Evapotranspiration is a term that describes the amount of water that travels to the air from sources of evaporation, such as water bodies, soil, and vine/tree canopies, and water lost through plant transpiration.
To calculate Evapotranspiration we require the weather station to have a temperature and humidity sensor, wind speed and direction sensor, and a solar radiation sensor.
Data from the sensors are fed into a calculation based on an article (see the article here) by Jay M .Ham, Professor, Department of Agronomy, Kansas State University. The calculated value is recorded in mm/hr as well as total Evapotranspiration, in mm, experienced over the time period being viewed.
By knowing how much water has been lost due to Evapotranspiration, a grower is able to confidently know how much irrigation will be needed to replace the water lost.
In June of 1980, G. Clarke Topp and his team members, J.L Davis and P. Annan, published a watershed paper which included what would come to be known as the Topp equation. The equation is so commonly used that some people don’t even know they’re using it. The Topp Equation makes it possible for us to measure an electrical property of the soil (the dielectric permittivity) and correlate that electrical property with the water content in the soil. The beauty of the equation is that it is pretty accurate in most typical soils, saving us the job of doing custom calibrations.
The equation specifically is:
T (m3/m3) = 4.3 X 10-6 * e3 - 5.5 X 10-4 * e2 + 2.92 X 10-2 * e -5.3 X 10-2
Topp and his team showed that the volumetric water content of soil can be determined from the apparent dielectric constant of the soils, independent of soil type, soil temperature, and soluble salt content.

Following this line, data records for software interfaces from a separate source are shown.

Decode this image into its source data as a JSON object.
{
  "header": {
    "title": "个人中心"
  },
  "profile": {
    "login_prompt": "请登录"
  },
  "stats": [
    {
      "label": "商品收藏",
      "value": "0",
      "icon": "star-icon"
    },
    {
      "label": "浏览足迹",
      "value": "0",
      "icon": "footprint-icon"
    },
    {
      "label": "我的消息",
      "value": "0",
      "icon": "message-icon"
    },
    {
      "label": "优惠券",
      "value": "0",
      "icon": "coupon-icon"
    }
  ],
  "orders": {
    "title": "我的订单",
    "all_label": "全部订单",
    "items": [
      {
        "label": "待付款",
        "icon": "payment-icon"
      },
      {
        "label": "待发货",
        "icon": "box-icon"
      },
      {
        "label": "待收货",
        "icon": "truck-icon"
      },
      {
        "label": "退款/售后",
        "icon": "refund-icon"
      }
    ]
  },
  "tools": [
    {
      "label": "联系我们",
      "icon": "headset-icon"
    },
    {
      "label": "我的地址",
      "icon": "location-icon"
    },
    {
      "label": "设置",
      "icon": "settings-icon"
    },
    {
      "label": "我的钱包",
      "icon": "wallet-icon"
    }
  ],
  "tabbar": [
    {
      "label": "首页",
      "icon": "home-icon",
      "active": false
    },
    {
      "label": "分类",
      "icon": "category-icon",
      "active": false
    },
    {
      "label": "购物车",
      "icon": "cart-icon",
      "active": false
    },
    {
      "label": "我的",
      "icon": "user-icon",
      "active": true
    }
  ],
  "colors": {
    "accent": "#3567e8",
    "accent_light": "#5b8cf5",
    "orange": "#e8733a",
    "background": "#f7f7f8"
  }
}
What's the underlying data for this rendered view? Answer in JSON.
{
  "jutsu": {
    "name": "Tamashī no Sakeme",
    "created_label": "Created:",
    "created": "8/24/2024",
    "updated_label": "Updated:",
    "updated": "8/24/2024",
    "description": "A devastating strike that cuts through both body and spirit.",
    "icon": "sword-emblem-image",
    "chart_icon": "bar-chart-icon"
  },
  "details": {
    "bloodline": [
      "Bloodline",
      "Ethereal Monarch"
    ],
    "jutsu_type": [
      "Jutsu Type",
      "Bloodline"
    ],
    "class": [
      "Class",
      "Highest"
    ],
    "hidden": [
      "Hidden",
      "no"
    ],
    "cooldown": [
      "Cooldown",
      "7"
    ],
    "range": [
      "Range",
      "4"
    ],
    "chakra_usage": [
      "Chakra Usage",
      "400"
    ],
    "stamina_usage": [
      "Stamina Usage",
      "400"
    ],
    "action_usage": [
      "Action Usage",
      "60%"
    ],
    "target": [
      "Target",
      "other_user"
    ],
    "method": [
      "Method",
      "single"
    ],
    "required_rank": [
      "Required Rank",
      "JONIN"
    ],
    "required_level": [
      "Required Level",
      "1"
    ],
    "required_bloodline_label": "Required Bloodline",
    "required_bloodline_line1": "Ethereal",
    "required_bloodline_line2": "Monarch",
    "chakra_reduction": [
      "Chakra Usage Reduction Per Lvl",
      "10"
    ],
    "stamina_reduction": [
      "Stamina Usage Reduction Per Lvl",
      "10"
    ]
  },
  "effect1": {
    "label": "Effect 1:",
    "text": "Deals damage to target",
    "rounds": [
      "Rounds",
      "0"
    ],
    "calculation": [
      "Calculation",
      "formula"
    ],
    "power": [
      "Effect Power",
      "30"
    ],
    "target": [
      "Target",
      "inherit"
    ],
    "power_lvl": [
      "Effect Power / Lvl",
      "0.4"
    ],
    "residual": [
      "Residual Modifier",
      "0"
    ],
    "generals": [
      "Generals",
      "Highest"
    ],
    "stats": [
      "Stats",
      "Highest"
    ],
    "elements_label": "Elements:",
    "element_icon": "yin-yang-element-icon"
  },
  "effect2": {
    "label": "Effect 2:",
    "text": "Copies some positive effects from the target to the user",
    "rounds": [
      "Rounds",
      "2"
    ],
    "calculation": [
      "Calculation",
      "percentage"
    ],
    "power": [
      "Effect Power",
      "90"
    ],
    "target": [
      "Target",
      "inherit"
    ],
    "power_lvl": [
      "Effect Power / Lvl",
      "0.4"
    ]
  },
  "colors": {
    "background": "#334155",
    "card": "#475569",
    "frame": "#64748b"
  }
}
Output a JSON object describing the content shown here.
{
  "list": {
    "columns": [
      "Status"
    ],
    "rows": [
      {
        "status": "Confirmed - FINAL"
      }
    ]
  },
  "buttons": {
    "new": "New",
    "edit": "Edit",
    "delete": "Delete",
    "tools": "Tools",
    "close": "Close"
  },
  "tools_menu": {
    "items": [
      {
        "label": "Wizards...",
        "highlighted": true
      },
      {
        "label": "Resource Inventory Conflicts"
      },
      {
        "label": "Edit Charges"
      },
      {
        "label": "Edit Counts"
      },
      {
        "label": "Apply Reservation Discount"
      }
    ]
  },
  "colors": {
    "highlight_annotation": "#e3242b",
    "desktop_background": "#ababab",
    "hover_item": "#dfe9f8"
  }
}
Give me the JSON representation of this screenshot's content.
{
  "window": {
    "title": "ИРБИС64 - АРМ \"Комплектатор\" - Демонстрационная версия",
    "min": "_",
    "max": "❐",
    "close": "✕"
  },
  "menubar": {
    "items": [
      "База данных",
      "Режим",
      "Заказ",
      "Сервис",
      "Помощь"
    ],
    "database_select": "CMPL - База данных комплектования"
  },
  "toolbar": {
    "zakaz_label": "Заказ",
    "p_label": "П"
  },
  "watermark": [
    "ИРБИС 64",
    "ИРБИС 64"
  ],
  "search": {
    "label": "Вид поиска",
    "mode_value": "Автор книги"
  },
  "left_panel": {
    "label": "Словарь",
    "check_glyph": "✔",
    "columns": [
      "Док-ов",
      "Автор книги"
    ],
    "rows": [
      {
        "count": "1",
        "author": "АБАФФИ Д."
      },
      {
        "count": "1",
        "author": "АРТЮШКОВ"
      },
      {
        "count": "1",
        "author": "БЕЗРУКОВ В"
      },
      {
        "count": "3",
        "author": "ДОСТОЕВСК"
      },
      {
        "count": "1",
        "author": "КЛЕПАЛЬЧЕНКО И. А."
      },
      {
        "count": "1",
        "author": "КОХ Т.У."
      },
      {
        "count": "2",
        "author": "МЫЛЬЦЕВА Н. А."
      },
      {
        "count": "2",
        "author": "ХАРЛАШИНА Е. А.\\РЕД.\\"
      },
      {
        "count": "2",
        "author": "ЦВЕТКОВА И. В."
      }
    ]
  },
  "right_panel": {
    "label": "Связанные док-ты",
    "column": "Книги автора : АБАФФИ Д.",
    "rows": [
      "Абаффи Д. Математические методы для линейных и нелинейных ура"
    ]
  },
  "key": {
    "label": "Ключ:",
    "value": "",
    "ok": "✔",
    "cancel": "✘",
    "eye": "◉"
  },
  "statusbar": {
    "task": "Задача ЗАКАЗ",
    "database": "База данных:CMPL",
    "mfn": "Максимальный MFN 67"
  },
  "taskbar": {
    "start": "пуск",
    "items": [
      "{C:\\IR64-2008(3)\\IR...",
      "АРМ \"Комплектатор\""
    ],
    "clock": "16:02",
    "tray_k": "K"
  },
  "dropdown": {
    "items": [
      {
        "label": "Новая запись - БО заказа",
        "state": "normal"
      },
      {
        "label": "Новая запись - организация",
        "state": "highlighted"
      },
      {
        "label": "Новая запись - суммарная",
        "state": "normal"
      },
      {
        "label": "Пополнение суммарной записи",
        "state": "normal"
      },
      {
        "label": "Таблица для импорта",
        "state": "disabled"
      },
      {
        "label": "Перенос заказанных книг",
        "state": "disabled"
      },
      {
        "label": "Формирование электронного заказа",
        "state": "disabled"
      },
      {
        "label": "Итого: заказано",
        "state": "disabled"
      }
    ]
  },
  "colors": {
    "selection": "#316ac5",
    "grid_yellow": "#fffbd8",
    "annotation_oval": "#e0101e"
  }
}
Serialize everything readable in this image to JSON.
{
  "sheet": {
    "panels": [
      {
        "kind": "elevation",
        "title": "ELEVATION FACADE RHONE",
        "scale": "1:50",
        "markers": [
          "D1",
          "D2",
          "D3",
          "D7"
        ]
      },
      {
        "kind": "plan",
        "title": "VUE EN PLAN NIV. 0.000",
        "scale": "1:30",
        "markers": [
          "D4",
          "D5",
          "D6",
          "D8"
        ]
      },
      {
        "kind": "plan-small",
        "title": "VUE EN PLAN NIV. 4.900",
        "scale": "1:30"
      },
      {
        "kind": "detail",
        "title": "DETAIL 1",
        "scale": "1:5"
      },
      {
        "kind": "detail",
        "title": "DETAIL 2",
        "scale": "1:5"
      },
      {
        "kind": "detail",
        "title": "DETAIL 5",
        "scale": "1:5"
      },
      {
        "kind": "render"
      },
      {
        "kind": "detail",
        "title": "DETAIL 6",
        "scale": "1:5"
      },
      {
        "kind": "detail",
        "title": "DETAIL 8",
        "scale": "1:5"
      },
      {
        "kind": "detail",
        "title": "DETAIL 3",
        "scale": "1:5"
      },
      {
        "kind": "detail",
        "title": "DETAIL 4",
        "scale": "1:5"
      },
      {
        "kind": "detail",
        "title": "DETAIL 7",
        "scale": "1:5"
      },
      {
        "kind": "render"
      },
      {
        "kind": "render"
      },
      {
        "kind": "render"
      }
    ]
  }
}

True Time Domain probes like the Acclima measure dielectric permittivity and report that value as well as calculating and reporting the Volumetric Water Content (VWC) using the Topp equation.
Reference - Topp, G.C., J.L. David, and A.P. Annan 1980. Electromagnetic, Determination of Soil Water Content: Measurement in Coaxial Transmission Lines. Water Resources Research 16:3. p. 574-582.
Powdery mildew is a fungal disease that affects many different plants. The damage is caused to both the leaves and the fruit, and if left unchecked, will result in the death of the plant.
The calculation we use is based on the model developed by Doug Gubler from the University of Calfornia. It is an extremely complex and detailed calculation based upon the temperature we read from the desired sensor.
The resulting risk allows you to gauge the optimal time for disease development and thus the most appropriate time to use powdery mildew applications to control the disease.